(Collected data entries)
# # # # # # #
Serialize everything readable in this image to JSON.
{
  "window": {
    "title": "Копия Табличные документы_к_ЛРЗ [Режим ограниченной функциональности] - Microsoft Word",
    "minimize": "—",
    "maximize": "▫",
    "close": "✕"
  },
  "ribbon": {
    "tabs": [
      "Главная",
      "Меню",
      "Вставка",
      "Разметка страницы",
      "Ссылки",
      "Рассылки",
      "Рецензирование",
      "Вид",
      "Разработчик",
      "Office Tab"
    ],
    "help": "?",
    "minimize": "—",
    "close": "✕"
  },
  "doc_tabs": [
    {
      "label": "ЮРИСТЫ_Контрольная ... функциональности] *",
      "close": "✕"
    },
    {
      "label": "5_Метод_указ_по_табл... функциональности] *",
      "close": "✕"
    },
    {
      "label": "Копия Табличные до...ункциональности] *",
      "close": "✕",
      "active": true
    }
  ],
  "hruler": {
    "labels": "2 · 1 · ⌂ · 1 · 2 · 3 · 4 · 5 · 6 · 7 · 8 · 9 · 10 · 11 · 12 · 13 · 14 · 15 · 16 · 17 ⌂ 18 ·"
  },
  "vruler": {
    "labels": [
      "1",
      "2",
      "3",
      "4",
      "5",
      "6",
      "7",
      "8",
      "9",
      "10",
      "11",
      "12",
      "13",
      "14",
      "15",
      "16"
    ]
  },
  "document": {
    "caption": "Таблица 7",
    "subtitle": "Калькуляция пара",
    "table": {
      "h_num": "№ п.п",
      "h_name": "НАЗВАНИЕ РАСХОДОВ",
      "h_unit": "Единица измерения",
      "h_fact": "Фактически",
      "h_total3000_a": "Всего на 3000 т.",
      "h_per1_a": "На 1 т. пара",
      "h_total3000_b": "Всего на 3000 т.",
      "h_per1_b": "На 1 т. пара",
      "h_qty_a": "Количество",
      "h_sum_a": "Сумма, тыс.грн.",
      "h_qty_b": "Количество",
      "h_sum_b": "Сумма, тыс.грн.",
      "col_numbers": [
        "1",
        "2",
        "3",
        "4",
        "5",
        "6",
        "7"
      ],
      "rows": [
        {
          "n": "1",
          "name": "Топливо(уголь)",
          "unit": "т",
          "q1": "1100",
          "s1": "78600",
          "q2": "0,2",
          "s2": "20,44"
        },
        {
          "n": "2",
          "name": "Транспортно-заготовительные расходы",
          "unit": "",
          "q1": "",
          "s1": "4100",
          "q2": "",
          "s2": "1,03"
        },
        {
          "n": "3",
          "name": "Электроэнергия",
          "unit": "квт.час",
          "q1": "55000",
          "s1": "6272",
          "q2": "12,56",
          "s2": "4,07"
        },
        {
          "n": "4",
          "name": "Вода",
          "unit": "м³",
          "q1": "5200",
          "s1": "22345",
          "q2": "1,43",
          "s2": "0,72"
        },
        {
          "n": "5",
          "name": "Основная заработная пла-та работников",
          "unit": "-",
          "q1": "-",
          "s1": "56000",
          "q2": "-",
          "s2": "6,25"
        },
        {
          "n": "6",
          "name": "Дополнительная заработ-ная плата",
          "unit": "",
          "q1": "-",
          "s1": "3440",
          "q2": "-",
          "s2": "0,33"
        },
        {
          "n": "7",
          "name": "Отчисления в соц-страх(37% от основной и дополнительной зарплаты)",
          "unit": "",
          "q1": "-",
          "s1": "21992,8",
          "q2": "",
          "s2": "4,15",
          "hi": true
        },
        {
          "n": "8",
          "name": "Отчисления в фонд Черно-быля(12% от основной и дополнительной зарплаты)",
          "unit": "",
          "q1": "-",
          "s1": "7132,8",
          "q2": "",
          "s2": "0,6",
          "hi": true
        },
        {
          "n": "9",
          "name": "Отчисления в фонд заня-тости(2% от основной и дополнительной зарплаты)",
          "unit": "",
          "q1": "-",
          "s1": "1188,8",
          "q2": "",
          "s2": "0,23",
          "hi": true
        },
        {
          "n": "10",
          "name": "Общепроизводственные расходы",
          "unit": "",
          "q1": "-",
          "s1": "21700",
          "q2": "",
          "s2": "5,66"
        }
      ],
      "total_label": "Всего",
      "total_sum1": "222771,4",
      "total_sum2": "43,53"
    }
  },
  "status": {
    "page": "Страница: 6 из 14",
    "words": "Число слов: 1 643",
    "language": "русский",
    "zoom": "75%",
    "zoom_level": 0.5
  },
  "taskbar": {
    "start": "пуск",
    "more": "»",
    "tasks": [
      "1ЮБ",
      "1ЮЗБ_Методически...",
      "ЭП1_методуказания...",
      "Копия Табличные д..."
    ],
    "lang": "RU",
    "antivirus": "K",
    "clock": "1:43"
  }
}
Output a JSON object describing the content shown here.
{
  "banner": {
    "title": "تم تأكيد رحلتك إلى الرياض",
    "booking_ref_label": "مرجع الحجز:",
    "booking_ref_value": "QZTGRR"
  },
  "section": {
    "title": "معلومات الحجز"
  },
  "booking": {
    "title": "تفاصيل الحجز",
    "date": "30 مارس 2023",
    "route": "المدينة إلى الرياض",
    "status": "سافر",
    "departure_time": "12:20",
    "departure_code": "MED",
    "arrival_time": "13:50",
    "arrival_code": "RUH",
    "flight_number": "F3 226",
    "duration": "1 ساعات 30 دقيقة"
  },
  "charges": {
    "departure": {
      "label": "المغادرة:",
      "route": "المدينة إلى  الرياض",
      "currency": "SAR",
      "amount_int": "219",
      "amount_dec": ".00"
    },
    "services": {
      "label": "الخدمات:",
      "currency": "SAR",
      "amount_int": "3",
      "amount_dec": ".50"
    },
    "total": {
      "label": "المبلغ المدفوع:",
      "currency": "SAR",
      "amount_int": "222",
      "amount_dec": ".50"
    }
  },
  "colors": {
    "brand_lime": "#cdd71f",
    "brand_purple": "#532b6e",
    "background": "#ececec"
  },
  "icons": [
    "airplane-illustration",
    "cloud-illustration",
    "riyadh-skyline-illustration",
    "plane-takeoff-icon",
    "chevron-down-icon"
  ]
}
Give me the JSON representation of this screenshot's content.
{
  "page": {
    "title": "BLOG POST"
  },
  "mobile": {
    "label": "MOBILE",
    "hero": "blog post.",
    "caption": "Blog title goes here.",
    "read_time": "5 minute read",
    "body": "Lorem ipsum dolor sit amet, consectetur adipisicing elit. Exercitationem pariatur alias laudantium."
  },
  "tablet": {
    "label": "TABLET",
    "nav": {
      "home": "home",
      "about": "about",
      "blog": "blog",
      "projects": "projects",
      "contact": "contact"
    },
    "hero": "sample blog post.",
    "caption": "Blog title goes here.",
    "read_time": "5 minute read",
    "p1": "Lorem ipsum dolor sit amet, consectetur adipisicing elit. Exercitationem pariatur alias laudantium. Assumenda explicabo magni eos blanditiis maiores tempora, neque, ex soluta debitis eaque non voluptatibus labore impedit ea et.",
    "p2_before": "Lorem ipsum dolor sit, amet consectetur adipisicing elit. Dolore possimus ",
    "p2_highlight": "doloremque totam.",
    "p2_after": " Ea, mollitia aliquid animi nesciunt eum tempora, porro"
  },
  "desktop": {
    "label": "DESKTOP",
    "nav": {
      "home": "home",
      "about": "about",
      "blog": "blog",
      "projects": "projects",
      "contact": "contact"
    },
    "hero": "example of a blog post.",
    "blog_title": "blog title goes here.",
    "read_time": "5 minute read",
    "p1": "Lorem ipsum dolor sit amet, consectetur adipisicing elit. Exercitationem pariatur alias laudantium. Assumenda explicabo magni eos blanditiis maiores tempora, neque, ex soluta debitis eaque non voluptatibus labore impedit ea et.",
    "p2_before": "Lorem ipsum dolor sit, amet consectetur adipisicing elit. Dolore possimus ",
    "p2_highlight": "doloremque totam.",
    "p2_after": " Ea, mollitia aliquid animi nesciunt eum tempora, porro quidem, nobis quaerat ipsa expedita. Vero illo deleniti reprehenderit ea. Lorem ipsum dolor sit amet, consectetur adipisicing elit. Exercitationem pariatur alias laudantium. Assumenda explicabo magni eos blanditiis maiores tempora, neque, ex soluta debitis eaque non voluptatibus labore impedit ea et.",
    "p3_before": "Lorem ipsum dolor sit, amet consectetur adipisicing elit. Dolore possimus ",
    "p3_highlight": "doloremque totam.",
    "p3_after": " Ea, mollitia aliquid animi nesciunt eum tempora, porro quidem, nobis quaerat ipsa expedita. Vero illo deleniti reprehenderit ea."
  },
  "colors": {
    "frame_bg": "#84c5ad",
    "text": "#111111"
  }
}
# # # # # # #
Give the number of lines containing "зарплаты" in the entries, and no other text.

3